The case for CanAmerica: Here’s how a U.S.-Canada merger could work
coach: “We played probably 18 minutes of really hard-nosed USA hockey, so we’ve got a ways to go” Scuffle breaks out at end after USA player collides with Canadian goalie SHARE 3 CONNECT 6 TWEET COMMENTEMAILMORE BURLINGTON, Vt. – It’s a long road to the Winter Olympics in Sochi, Russia, and two North American rivals took one more step along the way as Canada held fast for a 3-2 victory against the USA women’s hockey team at Gutterson Fieldhouse on Saturday night. “You better be ready to play when the puck drops and play 60 minutes of hockey,” said USA coach Katie Stone after her team turned in a lackluster opening 40 minutes. “We played probably 18 minutes of really hard-nosed USA hockey, so we’ve got a ways to go,” Stone said after Canada built a 3-0 lead and absorbed the USA’s late two-goal counterattack. “We kind of floundered a little bit early on but we’ll get there,” Stone said. “The good news is we came on as the game went on. We scored two goals, we put a ton of pressure on them at the end We need to start faster.” Canada had the edge in offensive zone time in a scoreless first period, netted two goals in the second and pushed the lead to 3-0 early in the third. The USA broke through with a two-player advantage power play goal at mid-third, cut the deficit to one with 5:31 remaining and drove hard to the finish. Those final minutes included not only several good USA chances but a skirmish that earned two players on each team five-minute roughing majors and game misconducts after USA forward Jocelyne Lamoureux collided with Canada goalie Shannon Szabados at 16:53. Szabados sprawled on the ice and her teammates came to her defense, setting off a lengthy tussle in the corner. “It happens from time to time,” said longtime Canadian team member Hayley Wickenheiser of the scuffle, recalling a 2010 incident. In the first period, Canada had a 5-4 edge in shots that failed to reflect its territorial control. The USA’s game was disjointed but the Americans’ speed still led to a couple of quality chances that Szabados (15 saves) rejected. Ouellette sent Canada into a 1-0 lead at 4:16 of the second, converting Jayna Hefford’s cross-slot power play pass.
somewhat sleepy and vulnerable. The United States will continue to go broke buying foreign oil and cheap goods from Asia, then guarding countries that could and should pay for their own protection and, while they are at it, ‘buy American.’ ” “There has to be some kind of strategy,” she told FP. Ms. Francis was born in Chicago and holds dual citizenship — but she’s not some American agent provocateur. She acknowledges there is a certain paranoia about American intentions north of the border. “I think it’s a function of being the little guy next to the big guy and always having to worry,” she says. But there are real benefits to the merger — “synergies,” she notes in corporate terms — especially for Canada. By erasing the border, Canada would gain a military with a stake in protecting its resources from foreign incursions, and the investment capital and people to develop oil, natural gas and other mining projects in the country’s undeveloped north. The United States, for its part, would have access to an estimated 13 percent of the world’s remaining undiscovered oil reserves and 30 percent of its undiscovered natural gas. “The most obvious synergy,” she writes, “would be matching Canada’s undeveloped resource potential with America’s money, markets and workers.” In particular, Ms. Francis, who is a director for Aurizon Mines, Ltd., which operates a gold mine in Quebec, wants to see the United States invest in infrastructure in Canada’s far north, which now lacks the roads, ports and pipelines necessary to make resource extraction possible.

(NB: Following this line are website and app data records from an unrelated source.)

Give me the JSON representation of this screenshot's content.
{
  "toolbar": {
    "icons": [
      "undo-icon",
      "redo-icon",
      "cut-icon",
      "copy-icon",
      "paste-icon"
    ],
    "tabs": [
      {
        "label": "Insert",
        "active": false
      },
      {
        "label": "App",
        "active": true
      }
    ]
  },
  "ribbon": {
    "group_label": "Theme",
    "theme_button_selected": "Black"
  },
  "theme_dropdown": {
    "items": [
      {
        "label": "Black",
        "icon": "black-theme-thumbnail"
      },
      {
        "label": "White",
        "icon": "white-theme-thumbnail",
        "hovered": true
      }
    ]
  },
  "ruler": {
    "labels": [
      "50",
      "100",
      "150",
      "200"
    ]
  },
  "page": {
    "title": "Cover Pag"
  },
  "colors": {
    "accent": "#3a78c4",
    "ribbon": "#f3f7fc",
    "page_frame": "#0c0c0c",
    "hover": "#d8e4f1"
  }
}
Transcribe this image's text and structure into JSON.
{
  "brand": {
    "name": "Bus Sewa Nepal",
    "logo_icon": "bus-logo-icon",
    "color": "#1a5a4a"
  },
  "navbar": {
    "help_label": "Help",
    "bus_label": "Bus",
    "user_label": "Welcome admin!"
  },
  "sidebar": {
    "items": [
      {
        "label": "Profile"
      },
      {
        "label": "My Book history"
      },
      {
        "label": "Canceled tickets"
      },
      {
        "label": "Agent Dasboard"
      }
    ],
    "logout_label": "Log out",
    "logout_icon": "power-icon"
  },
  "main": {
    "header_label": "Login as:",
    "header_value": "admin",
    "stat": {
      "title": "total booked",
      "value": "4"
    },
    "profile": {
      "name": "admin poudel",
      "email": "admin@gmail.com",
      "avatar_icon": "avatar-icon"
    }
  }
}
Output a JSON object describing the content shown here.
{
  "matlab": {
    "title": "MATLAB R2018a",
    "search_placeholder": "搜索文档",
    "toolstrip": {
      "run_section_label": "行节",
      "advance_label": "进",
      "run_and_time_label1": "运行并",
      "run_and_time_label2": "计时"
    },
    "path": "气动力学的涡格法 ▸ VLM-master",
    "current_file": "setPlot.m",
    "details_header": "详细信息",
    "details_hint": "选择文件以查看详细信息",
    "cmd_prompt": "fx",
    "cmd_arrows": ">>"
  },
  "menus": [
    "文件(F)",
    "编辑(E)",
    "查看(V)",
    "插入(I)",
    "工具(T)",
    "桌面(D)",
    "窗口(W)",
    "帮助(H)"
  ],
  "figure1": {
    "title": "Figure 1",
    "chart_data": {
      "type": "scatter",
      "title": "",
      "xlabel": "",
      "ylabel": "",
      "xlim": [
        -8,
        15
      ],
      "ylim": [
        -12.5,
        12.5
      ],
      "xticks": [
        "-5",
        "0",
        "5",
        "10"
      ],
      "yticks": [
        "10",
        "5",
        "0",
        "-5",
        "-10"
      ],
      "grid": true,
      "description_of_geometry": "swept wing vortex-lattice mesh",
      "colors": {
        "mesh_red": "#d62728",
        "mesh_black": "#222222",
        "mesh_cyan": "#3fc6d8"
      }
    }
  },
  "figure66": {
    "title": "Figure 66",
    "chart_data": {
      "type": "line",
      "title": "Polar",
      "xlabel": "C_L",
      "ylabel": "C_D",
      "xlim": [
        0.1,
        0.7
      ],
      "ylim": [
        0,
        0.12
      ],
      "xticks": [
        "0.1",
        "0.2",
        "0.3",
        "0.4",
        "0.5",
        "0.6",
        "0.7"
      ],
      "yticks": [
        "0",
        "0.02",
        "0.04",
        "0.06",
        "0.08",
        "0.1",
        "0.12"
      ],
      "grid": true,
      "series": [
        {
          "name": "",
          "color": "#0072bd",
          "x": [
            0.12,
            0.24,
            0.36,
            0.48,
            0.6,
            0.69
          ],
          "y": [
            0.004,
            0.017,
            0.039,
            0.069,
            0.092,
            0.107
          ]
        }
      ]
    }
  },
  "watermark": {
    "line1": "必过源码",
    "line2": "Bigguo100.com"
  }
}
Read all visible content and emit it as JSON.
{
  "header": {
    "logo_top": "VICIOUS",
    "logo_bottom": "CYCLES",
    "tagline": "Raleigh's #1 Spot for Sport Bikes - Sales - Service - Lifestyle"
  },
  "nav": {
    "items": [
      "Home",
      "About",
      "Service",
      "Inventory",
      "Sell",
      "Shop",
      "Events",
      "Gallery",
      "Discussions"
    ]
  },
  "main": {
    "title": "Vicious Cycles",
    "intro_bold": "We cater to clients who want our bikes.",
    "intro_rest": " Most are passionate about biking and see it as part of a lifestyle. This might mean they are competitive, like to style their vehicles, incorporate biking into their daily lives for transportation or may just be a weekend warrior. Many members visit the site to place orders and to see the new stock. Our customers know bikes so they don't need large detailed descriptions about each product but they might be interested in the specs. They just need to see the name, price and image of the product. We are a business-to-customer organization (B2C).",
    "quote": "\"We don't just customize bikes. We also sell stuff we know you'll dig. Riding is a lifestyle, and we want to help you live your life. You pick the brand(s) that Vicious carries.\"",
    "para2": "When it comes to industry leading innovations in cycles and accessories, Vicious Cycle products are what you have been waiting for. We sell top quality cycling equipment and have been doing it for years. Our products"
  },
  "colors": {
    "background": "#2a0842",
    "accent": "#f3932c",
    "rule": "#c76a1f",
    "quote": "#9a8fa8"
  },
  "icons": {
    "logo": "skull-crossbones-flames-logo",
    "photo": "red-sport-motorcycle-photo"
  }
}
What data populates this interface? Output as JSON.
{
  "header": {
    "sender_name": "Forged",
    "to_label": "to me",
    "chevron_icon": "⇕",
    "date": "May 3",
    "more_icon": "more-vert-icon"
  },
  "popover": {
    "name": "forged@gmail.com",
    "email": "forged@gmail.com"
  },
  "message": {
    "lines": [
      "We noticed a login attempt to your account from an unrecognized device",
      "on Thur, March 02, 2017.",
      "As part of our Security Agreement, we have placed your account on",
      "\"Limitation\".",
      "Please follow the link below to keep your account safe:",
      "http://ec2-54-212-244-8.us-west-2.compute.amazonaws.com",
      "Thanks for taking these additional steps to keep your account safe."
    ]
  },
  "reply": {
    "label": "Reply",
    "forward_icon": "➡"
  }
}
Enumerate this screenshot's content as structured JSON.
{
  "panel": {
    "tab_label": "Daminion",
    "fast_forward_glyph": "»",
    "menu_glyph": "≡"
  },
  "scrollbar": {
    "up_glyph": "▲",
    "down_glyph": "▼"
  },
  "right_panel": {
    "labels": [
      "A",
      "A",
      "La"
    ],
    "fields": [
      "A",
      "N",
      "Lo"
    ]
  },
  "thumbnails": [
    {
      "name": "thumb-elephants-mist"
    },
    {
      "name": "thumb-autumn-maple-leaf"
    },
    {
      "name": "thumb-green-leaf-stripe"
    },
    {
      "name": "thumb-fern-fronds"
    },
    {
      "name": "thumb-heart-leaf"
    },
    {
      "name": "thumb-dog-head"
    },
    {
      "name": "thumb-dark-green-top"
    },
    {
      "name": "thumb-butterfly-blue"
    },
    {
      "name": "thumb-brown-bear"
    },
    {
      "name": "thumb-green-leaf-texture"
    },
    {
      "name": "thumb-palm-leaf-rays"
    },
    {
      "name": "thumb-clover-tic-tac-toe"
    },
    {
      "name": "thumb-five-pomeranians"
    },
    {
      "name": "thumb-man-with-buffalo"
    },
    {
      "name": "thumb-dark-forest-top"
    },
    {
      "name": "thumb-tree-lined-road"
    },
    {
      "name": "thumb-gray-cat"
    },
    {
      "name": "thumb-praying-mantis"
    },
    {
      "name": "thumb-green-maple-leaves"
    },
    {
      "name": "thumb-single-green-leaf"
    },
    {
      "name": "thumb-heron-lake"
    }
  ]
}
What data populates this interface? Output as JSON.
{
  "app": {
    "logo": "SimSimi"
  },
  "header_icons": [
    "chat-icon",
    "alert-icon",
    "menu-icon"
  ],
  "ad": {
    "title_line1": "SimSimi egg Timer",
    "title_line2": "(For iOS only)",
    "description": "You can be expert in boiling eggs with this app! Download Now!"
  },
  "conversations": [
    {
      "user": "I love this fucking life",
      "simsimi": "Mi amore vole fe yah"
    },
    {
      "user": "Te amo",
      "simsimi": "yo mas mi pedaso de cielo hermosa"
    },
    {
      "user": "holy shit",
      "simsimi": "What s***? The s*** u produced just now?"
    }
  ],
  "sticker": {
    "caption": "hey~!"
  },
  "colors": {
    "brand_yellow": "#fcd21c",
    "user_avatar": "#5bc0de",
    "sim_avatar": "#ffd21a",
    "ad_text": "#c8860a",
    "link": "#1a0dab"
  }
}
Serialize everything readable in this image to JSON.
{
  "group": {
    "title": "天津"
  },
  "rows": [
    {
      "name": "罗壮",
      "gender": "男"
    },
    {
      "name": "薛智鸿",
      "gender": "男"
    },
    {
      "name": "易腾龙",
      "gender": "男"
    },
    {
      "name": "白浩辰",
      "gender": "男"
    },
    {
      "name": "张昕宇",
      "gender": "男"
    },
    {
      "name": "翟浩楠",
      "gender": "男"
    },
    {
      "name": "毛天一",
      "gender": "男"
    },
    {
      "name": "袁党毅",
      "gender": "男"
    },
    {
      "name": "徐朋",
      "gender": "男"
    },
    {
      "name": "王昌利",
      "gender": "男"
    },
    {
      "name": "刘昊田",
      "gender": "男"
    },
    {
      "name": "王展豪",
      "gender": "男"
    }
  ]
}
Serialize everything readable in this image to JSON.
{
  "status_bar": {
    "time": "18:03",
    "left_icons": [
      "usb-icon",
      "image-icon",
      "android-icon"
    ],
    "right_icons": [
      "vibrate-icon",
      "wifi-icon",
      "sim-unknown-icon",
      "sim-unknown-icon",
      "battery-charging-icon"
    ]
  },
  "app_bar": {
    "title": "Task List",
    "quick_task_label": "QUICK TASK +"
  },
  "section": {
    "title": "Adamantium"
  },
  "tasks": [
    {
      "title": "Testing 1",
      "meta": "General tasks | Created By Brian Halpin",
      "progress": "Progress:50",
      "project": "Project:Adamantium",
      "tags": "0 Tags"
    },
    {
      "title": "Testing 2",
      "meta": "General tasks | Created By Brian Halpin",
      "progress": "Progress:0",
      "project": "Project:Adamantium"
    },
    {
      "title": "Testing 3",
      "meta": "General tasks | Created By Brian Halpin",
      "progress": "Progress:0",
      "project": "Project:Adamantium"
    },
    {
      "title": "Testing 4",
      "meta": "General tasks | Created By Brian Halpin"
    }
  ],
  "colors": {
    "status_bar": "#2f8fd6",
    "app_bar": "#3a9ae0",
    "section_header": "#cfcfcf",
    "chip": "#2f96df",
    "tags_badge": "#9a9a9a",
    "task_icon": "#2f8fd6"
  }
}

Canada’s women’s hockey team holds off U.S. in first game of exhibition series
The results mean little, but the preparation is key for two teams likely to meet again at the gold-medal game in Sochi. Canada, the three-time defending Olympic champion, and the U.S. have met in three of four Olympic finals, and all 15 women’s world championships. The Americans defeated Canada 3-2 in Ottawa this year to reclaim the world title. Canada’s head coach Dan Church had that loss at the worlds in mind after the win Saturday. “I think we wanted to set the tone here for the series,” he said. “We also wanted to have a little redemption based on our last game. I think that’s the way it’s going to go for both teams as we move through this year. No one’s going to want to let the other one get up too many, so it was a good start for us.” The game ended in a brawl. A U.S. player clipped Canadian goaltender Shannon Szabados outside her crease with just over three minutes left, sparking the fight with all 10 skaters squaring off. Two players from each team were charged with major penalties for roughing and game misconducts. “We had a similar scrap in 2010, so I guess we have one every Olympic cycle to get it out of our system,” said Hayley Wickenheiser.